  • “Normal development” of feeding gives us the best blueprint for creating a feeding treatment plan
  • Food Hierarchies/choices play an important role in feeding treatment

Families will be asked to bring foods the child does and does not prefer to the evaluation. Bring anything that the child may use at home to help them feel more comfortable in the clinic setting. A multi-disciplinary team (when possible) will then observe the child eating preferred foods followed by non-preferred foods to gain a better insight into how the child reacts to each stimuli. Parent input is greatly valued during the evaluation and the family will receive a written report of all observations.


Based on the needs of the child they may be recommended for individual or group feeding therapy. Placement is determined by several factors including age of the child, number of other peers in feeding therapy who may be group candidates, feeding concerns noted. Despite which treatment model is recommended best results always include at least one parent/caregiver present during all sessions. In general, each treatment session begins with a set routine(perceptual preparation, sitting stability exercises, breathing and oral-motor exercises, handwashing, description/teaching about the food. Oral-motor and perceptual defecits are targeted through the food choices made and how they are presented (taste, size, textures, etc.). Children proceed through the developmental hierarchy with assistance from the therapist, positive social reinforcement is always used throughout this program. The range of foods not the volume of food consumed is what drives individual therapy sessions.

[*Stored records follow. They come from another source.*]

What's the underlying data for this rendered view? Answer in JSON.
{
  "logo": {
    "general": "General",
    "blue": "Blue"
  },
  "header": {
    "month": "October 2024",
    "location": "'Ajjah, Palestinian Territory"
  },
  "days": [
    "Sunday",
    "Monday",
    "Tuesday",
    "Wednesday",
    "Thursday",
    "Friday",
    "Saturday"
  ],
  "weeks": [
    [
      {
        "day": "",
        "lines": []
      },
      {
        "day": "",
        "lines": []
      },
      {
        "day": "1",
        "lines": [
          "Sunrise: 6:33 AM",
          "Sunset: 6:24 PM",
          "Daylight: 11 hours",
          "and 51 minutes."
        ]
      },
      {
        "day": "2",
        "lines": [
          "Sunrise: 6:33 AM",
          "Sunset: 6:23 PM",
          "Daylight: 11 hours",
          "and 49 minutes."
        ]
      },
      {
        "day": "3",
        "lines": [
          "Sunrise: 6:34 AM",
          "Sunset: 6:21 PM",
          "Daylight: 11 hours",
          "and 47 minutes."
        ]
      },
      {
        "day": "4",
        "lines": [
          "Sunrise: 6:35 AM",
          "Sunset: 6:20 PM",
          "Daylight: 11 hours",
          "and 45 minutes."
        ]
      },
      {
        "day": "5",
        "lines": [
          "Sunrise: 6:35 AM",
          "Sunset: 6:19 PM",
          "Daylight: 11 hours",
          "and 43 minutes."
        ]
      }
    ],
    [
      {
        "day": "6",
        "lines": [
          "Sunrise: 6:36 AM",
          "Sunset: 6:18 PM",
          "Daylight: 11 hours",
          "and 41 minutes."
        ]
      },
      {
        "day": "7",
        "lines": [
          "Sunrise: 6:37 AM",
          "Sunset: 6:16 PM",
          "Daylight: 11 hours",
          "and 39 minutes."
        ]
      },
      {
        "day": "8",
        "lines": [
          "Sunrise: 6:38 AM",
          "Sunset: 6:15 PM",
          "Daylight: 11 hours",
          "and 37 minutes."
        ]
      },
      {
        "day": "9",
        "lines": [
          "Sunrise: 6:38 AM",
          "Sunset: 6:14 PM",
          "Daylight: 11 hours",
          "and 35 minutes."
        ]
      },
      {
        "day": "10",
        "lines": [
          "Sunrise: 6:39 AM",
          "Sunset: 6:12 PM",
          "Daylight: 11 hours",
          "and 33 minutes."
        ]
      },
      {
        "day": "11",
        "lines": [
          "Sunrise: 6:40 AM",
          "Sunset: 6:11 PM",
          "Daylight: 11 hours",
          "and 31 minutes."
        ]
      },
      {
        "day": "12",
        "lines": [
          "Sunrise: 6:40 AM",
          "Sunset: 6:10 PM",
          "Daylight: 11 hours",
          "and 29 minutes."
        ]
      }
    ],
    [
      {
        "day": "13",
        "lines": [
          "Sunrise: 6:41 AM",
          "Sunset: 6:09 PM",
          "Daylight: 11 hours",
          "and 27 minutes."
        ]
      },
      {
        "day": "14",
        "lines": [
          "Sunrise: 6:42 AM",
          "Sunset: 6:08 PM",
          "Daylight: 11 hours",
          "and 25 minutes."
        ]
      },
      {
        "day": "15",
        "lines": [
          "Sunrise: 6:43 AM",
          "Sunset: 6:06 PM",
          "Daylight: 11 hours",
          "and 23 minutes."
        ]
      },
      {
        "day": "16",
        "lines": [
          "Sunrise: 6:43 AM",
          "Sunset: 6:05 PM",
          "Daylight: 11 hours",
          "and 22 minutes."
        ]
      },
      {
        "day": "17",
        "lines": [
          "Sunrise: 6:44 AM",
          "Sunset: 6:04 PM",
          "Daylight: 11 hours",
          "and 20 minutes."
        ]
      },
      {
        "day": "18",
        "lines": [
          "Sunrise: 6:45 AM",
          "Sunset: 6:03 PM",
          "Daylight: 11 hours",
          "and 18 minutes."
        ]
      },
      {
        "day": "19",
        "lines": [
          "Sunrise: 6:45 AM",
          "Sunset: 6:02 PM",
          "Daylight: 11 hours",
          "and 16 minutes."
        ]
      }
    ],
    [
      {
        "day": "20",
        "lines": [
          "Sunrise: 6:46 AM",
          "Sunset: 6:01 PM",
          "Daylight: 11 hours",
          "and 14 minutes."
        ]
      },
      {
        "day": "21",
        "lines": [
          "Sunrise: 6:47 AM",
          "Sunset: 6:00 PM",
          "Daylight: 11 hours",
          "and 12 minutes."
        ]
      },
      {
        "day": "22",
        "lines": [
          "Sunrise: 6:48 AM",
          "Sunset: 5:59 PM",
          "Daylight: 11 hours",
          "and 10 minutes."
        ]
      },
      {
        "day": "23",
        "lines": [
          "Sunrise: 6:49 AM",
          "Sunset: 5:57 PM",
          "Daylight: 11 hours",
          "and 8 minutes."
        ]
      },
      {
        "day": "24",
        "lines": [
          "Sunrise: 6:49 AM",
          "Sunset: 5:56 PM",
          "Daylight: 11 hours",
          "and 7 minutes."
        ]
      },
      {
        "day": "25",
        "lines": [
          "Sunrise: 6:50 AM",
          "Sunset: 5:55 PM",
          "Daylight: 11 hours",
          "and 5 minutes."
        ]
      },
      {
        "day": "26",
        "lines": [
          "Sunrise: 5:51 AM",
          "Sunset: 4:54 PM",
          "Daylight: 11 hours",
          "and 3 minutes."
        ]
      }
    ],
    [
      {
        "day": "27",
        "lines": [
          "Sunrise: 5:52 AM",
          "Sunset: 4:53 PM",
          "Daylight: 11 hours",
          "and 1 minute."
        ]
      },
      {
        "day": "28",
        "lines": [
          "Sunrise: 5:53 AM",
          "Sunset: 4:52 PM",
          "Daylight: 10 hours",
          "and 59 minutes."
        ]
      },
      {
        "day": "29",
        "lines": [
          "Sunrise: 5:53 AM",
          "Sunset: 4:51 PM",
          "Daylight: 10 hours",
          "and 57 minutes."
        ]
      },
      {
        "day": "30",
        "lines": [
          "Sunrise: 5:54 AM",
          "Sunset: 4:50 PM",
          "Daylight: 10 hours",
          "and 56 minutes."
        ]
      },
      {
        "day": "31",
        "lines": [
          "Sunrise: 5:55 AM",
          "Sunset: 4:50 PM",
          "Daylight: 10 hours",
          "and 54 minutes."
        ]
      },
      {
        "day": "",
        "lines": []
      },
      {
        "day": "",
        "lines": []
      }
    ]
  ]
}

The discharge criteria for therapy includes:

  • Child will readily initiate tasting a new food when presented, 80-90% of the time.
  • The child will have 30 different foods in his/her food repertoire. 10 will be proteins, 10 starches and 10 fruits/vegetables. (This number is recommended to go through 2 full days without repeating a food as to prevent food jagging.)
  • Child will achieve a weight/height growth curve appropriate for their age and medical condition.
  • The child will be able to eat age appropriate foods without gagging, vomiting or battling with parents/caregivers.
  • Child will be able to take in adequate amounts of fluids via an age appropriate container.